* GIVEN DATA *
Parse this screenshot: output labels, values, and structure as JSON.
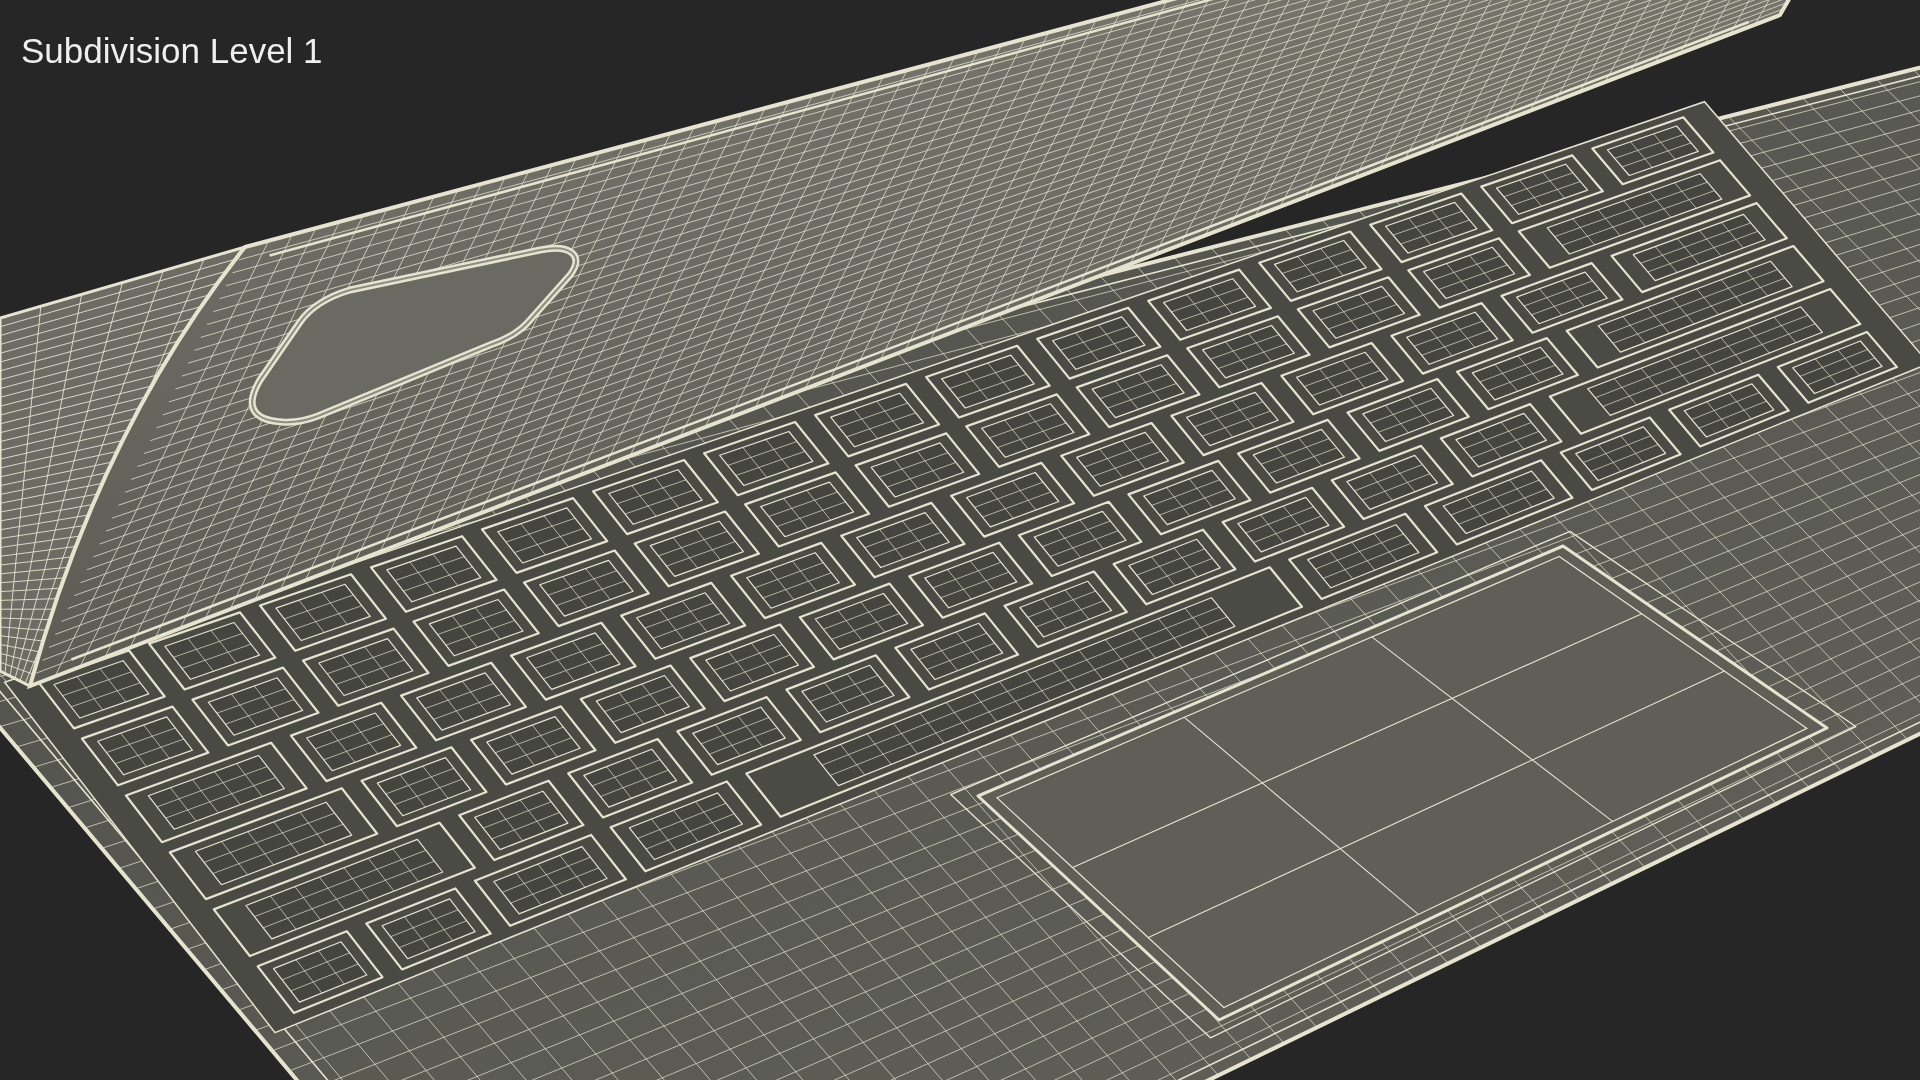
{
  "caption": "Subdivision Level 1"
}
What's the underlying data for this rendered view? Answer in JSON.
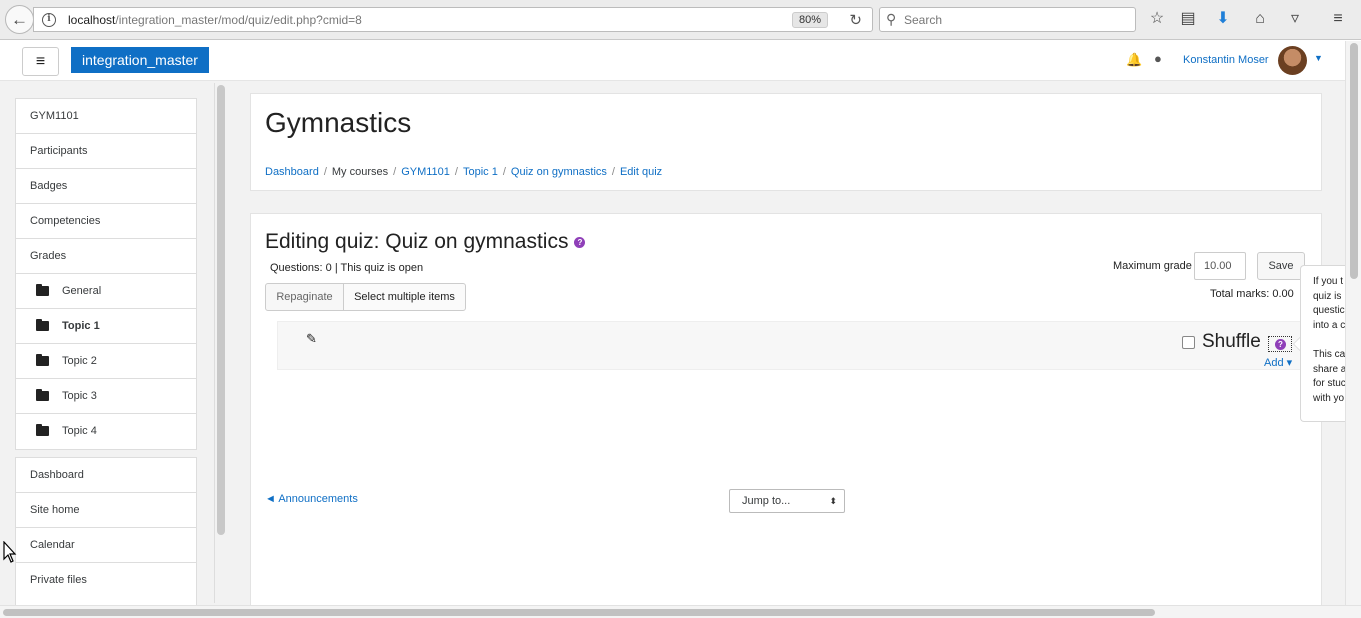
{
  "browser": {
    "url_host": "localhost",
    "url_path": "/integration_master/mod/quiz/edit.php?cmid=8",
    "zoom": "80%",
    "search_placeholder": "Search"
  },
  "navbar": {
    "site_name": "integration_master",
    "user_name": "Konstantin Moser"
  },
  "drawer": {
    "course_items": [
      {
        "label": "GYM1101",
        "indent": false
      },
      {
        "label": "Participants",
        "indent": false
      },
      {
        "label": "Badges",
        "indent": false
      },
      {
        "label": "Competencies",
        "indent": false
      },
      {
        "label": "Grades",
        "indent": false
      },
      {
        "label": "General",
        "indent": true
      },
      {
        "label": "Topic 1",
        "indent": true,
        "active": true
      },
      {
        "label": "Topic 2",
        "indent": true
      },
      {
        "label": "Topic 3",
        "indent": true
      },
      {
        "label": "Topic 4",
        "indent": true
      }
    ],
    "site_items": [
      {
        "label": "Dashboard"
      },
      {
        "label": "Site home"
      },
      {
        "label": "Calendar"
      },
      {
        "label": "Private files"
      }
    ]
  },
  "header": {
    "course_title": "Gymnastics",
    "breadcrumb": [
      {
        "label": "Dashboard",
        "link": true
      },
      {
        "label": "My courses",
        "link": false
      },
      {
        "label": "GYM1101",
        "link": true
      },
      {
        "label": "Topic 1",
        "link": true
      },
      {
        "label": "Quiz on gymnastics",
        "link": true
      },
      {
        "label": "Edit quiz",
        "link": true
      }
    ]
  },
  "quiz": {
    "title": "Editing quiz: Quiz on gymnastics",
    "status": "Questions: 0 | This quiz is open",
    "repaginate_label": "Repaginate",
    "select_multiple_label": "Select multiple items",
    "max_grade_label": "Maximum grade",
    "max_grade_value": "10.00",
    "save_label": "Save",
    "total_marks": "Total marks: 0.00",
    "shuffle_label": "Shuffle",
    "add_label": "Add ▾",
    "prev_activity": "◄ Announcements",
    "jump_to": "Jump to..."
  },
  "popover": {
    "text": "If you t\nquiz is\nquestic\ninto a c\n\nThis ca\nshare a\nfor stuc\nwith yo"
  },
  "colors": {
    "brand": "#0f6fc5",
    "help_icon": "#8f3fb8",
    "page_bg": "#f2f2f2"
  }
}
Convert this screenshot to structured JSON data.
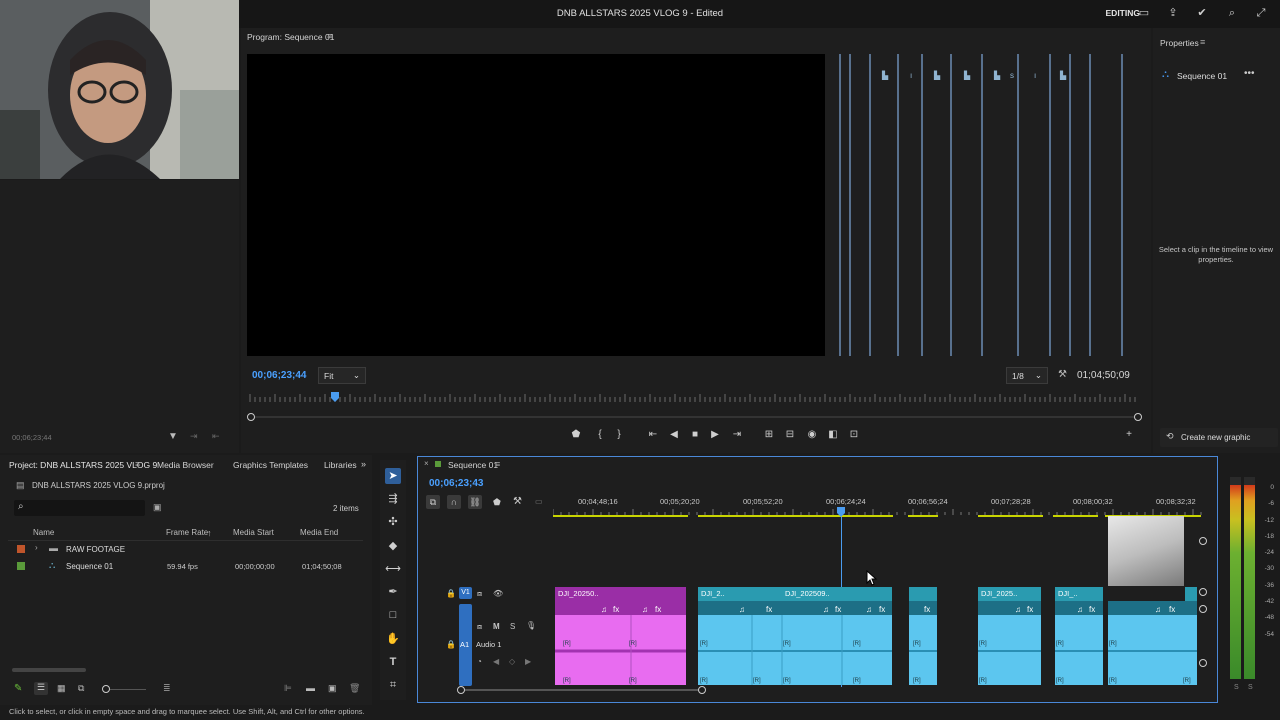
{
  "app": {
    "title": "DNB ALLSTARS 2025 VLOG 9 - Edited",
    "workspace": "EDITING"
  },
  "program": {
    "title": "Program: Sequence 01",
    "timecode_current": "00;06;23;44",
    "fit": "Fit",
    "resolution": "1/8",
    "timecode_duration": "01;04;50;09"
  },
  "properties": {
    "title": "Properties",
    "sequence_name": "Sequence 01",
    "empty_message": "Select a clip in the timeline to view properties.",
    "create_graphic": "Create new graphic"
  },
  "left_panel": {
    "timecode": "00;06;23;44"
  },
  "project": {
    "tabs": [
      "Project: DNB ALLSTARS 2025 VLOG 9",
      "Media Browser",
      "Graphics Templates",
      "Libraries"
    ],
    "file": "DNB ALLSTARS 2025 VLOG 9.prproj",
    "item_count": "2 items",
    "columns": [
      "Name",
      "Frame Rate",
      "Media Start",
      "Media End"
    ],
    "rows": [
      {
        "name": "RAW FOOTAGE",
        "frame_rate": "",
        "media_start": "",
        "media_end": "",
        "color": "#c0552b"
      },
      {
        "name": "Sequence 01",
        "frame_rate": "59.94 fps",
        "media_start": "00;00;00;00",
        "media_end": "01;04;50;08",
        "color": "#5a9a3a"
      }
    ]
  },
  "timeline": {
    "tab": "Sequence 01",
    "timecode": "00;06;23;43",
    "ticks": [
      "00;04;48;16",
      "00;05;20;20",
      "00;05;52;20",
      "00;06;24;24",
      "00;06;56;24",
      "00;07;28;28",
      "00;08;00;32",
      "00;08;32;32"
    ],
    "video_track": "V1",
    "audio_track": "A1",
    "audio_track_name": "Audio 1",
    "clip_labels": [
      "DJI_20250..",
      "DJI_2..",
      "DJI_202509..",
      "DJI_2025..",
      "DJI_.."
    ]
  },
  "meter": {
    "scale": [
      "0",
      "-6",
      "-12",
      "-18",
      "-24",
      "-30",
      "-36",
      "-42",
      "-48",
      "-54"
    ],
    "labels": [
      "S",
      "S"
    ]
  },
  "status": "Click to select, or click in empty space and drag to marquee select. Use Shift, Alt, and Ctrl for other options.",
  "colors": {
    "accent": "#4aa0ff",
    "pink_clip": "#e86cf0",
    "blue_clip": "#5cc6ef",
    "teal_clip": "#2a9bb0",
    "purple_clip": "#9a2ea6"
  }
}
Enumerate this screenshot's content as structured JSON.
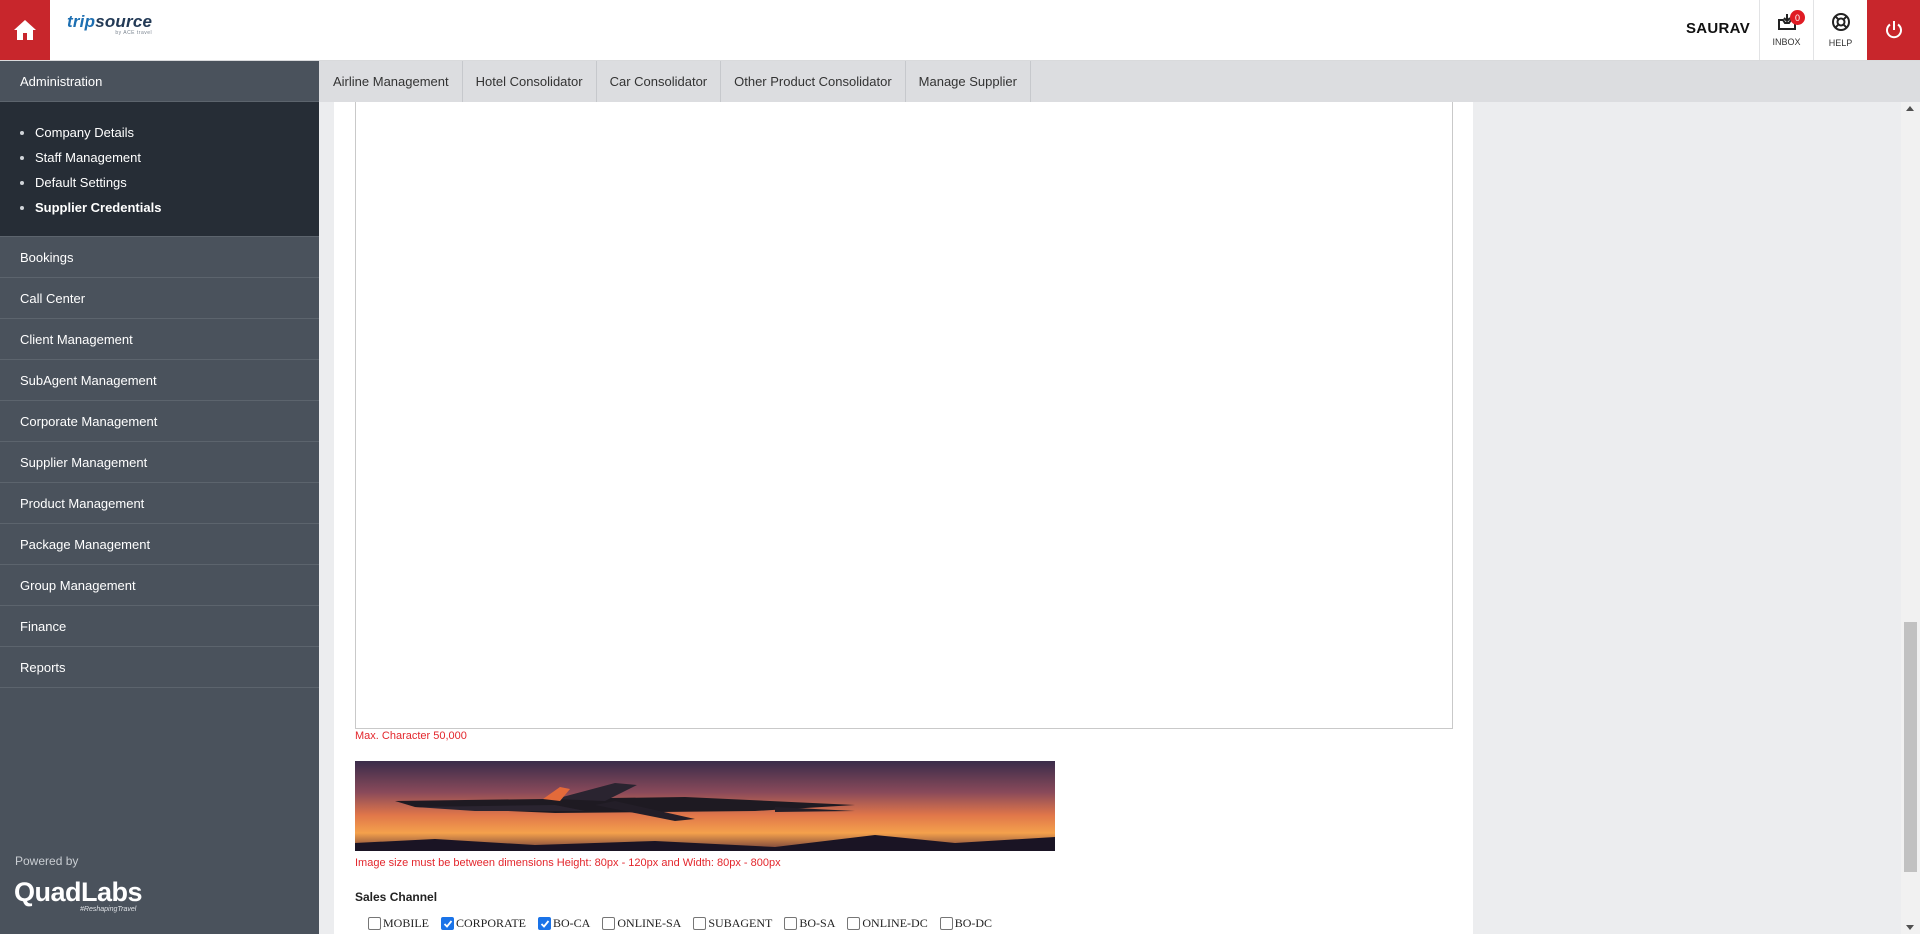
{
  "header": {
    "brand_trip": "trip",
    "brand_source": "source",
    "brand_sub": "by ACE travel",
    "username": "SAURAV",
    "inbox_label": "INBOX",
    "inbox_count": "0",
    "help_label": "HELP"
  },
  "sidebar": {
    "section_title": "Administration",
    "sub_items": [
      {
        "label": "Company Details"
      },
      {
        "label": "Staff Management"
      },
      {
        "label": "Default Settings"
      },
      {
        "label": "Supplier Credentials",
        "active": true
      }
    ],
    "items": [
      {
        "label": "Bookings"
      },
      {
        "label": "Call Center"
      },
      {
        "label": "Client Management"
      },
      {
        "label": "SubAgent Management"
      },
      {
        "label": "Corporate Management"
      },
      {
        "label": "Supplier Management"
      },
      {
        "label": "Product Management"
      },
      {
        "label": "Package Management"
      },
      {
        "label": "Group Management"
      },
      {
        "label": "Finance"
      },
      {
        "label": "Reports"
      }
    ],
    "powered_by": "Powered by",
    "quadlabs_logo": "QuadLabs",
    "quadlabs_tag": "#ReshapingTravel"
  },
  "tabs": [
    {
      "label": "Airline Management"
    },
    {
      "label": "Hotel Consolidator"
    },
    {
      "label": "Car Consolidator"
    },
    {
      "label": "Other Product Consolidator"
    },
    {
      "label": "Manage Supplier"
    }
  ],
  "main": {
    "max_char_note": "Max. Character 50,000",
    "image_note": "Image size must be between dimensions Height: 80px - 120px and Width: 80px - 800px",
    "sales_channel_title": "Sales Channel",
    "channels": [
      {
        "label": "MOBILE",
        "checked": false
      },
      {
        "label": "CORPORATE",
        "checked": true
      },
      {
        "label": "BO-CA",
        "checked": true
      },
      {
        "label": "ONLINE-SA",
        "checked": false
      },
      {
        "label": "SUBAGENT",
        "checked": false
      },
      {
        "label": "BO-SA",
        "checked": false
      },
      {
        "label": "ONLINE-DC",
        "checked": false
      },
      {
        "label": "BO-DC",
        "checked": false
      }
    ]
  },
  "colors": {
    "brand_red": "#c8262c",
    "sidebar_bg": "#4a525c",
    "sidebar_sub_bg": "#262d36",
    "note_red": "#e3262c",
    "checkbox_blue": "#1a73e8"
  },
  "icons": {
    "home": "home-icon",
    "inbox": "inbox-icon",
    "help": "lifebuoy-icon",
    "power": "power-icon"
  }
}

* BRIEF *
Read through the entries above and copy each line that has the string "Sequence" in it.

* ANSWER *
    "title": "Program: Sequence 01",
    "sequence_name": "Sequence 01",
        "name": "Sequence 01",
    "tab": "Sequence 01",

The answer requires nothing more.